The training, which will be held from 20 to 23 December 2016, will be given to 100 young Ivorians by the African Foundation for Entrepreneurship and Economic Development (FAFEDE). A total of 300 young people from the three countries – Côte d’Ivoire, Liberia and Madagascar – participating in this pilot project will benefit from this training, where they will receive a certificate and receive technical follow-up and coaching during 6 months for starting their businesses.
Speaking at the opening of the seminar, the Director General of FAFEDE, Desire Assipo stressed the relevance of agricultural entrepreneurship, and invited the beneficiaries of the programme to make good use of the lessons. “We believe with all our partners here, that agricultural entrepreneurship is a powerful tool that will allow young Africans to feed the continent and promote its development.” . ” You are the first class of beneficiaries, and your responsibility is great for the sustainability of the programme close to the heart to all partners and organizers .”
For her part, the Coordinator of the Implementation Team of the Youth Employment Strategy, Ginette Nzau-Muteta declined for young people the major sections of the Youth Employment Strategy Of the AfDB and reiterated its belief in the capacity of African youth to take charge. ” Africa is the continent of the present and the future and its most important asset is its youth ,” she said.
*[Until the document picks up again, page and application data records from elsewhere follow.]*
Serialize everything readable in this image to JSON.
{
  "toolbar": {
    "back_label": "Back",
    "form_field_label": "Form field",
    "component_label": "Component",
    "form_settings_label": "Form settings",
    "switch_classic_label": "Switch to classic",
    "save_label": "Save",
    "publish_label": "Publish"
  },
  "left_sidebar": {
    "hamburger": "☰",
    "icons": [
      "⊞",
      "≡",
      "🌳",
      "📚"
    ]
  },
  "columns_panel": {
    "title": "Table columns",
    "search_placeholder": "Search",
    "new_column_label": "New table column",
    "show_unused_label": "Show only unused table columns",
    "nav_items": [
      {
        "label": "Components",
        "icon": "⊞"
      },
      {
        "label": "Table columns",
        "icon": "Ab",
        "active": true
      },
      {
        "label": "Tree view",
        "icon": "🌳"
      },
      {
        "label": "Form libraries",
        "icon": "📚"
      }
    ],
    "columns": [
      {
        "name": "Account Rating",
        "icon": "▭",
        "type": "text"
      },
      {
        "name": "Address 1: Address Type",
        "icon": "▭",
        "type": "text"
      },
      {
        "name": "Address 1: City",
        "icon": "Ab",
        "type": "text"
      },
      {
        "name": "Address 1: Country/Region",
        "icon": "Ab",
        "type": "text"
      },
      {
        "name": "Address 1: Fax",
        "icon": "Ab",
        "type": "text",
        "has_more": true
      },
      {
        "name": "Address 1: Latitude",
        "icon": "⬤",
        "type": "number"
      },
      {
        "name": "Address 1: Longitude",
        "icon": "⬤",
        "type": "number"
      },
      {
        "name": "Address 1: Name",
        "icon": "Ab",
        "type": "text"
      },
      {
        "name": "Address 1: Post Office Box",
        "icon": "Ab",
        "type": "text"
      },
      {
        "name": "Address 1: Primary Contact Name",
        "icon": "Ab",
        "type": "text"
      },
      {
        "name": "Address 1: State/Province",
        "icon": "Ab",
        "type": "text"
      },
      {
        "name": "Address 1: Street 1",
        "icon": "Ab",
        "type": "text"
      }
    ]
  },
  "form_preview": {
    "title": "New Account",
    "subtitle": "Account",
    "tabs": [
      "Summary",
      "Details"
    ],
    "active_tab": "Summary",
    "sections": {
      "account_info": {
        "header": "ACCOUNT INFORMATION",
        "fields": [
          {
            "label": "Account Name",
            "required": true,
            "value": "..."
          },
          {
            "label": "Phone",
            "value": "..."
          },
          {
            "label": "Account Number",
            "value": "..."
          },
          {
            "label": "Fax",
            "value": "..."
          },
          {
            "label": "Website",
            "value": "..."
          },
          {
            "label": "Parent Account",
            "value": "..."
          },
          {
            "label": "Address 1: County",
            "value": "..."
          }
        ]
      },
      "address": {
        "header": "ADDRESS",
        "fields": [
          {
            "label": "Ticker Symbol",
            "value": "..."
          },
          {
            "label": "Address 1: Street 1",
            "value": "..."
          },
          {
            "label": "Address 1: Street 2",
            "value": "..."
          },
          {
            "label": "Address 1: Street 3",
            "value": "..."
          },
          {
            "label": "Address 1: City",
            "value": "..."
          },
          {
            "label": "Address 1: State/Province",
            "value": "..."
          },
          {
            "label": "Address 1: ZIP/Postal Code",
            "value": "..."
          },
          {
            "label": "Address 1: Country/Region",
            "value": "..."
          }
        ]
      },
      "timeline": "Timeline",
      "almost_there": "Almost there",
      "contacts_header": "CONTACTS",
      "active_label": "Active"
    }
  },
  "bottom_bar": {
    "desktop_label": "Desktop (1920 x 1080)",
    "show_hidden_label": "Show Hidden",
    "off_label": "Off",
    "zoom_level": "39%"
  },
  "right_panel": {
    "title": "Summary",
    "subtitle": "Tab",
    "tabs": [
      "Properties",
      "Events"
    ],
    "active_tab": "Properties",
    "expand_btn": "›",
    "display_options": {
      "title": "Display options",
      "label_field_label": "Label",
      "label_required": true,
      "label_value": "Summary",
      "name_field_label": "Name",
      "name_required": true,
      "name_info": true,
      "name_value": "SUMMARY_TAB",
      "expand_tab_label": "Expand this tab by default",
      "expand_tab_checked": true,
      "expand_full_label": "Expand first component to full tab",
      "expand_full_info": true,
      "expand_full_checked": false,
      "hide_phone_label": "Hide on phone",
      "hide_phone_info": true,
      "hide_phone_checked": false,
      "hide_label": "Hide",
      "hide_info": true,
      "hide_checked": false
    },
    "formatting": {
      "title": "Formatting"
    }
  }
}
The seminar, linked to the Bank’s “Feeding Africa” strategy, the representative of the Director of the Department of Agriculture and Agribusiness, Jean-Marie Meng Lihinag, said that 60% of jobs in Africa Come from the agricultural sector while the continent continues to import massively processed foods. He outlined the Bank’s strategy for transforming agriculture in Africa, which aims to develop value chains in the sector, both upstream and downstream of production.
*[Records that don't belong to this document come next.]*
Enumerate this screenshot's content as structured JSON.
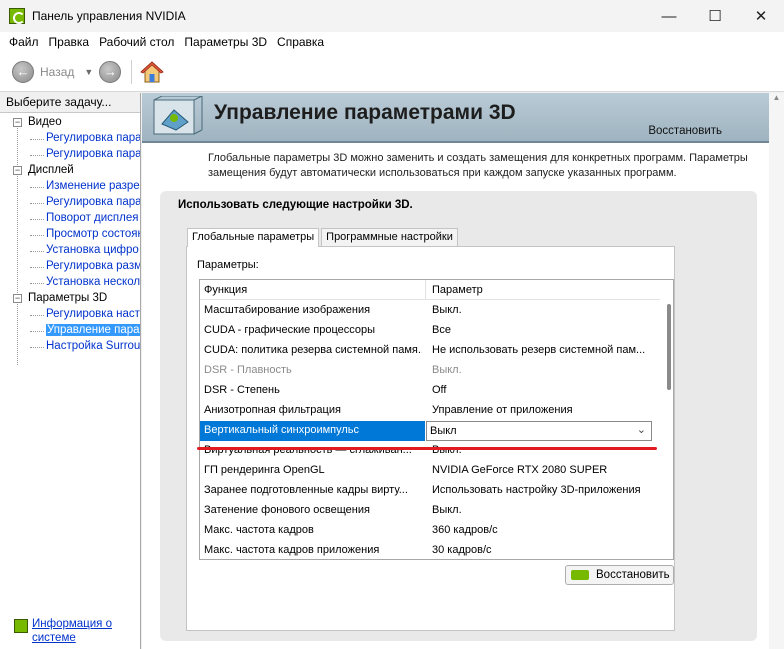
{
  "window": {
    "title": "Панель управления NVIDIA",
    "controls": {
      "minimize": "—",
      "maximize": "☐",
      "close": "✕"
    }
  },
  "menubar": {
    "items": [
      "Файл",
      "Правка",
      "Рабочий стол",
      "Параметры 3D",
      "Справка"
    ]
  },
  "toolbar": {
    "back_label": "Назад",
    "icons": [
      "back-arrow-icon",
      "dropdown-icon",
      "forward-arrow-icon",
      "home-icon"
    ]
  },
  "sidebar": {
    "header": "Выберите задачу...",
    "tree": [
      {
        "label": "Видео",
        "expander": "−",
        "children": [
          "Регулировка пара",
          "Регулировка пара"
        ]
      },
      {
        "label": "Дисплей",
        "expander": "−",
        "children": [
          "Изменение разреш",
          "Регулировка пара",
          "Поворот дисплея",
          "Просмотр состоян",
          "Установка цифро",
          "Регулировка разм",
          "Установка несколь"
        ]
      },
      {
        "label": "Параметры 3D",
        "expander": "−",
        "children": [
          "Регулировка наст",
          "Управление парам",
          "Настройка Surrou"
        ],
        "selected_child": 1
      }
    ],
    "info_link": "Информация о системе"
  },
  "main": {
    "title": "Управление параметрами 3D",
    "restore_link": "Восстановить",
    "description": "Глобальные параметры 3D можно заменить и создать замещения для конкретных программ. Параметры замещения будут автоматически использоваться при каждом запуске указанных программ.",
    "panel_heading": "Использовать следующие настройки 3D.",
    "tabs": [
      "Глобальные параметры",
      "Программные настройки"
    ],
    "active_tab": 0,
    "params_label": "Параметры:",
    "columns": {
      "function": "Функция",
      "parameter": "Параметр"
    },
    "rows": [
      {
        "function": "Масштабирование изображения",
        "parameter": "Выкл."
      },
      {
        "function": "CUDA - графические процессоры",
        "parameter": "Все"
      },
      {
        "function": "CUDA: политика резерва системной памя...",
        "parameter": "Не использовать резерв системной пам..."
      },
      {
        "function": "DSR - Плавность",
        "parameter": "Выкл.",
        "disabled": true
      },
      {
        "function": "DSR - Степень",
        "parameter": "Off"
      },
      {
        "function": "Анизотропная фильтрация",
        "parameter": "Управление от приложения"
      },
      {
        "function": "Вертикальный синхроимпульс",
        "parameter": "Выкл",
        "selected": true
      },
      {
        "function": "Виртуальная реальность — сглаживан...",
        "parameter": "Выкл."
      },
      {
        "function": "ГП рендеринга OpenGL",
        "parameter": "NVIDIA GeForce RTX 2080 SUPER"
      },
      {
        "function": "Заранее подготовленные кадры вирту...",
        "parameter": "Использовать настройку 3D-приложения"
      },
      {
        "function": "Затенение фонового освещения",
        "parameter": "Выкл."
      },
      {
        "function": "Макс. частота кадров",
        "parameter": "360 кадров/с"
      },
      {
        "function": "Макс. частота кадров приложения",
        "parameter": "30 кадров/с"
      }
    ],
    "restore_button": "Восстановить"
  },
  "colors": {
    "accent_blue": "#0078d7",
    "nvidia_green": "#76b900",
    "annotation_red": "#e11b22",
    "link_blue": "#0033cc"
  }
}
In return, the strategy for youth employment in Africa (SEJA) ADB is based on three pillars of integration, innovation and investment. Promoting entrepreneurship is at the heart of each of these levers.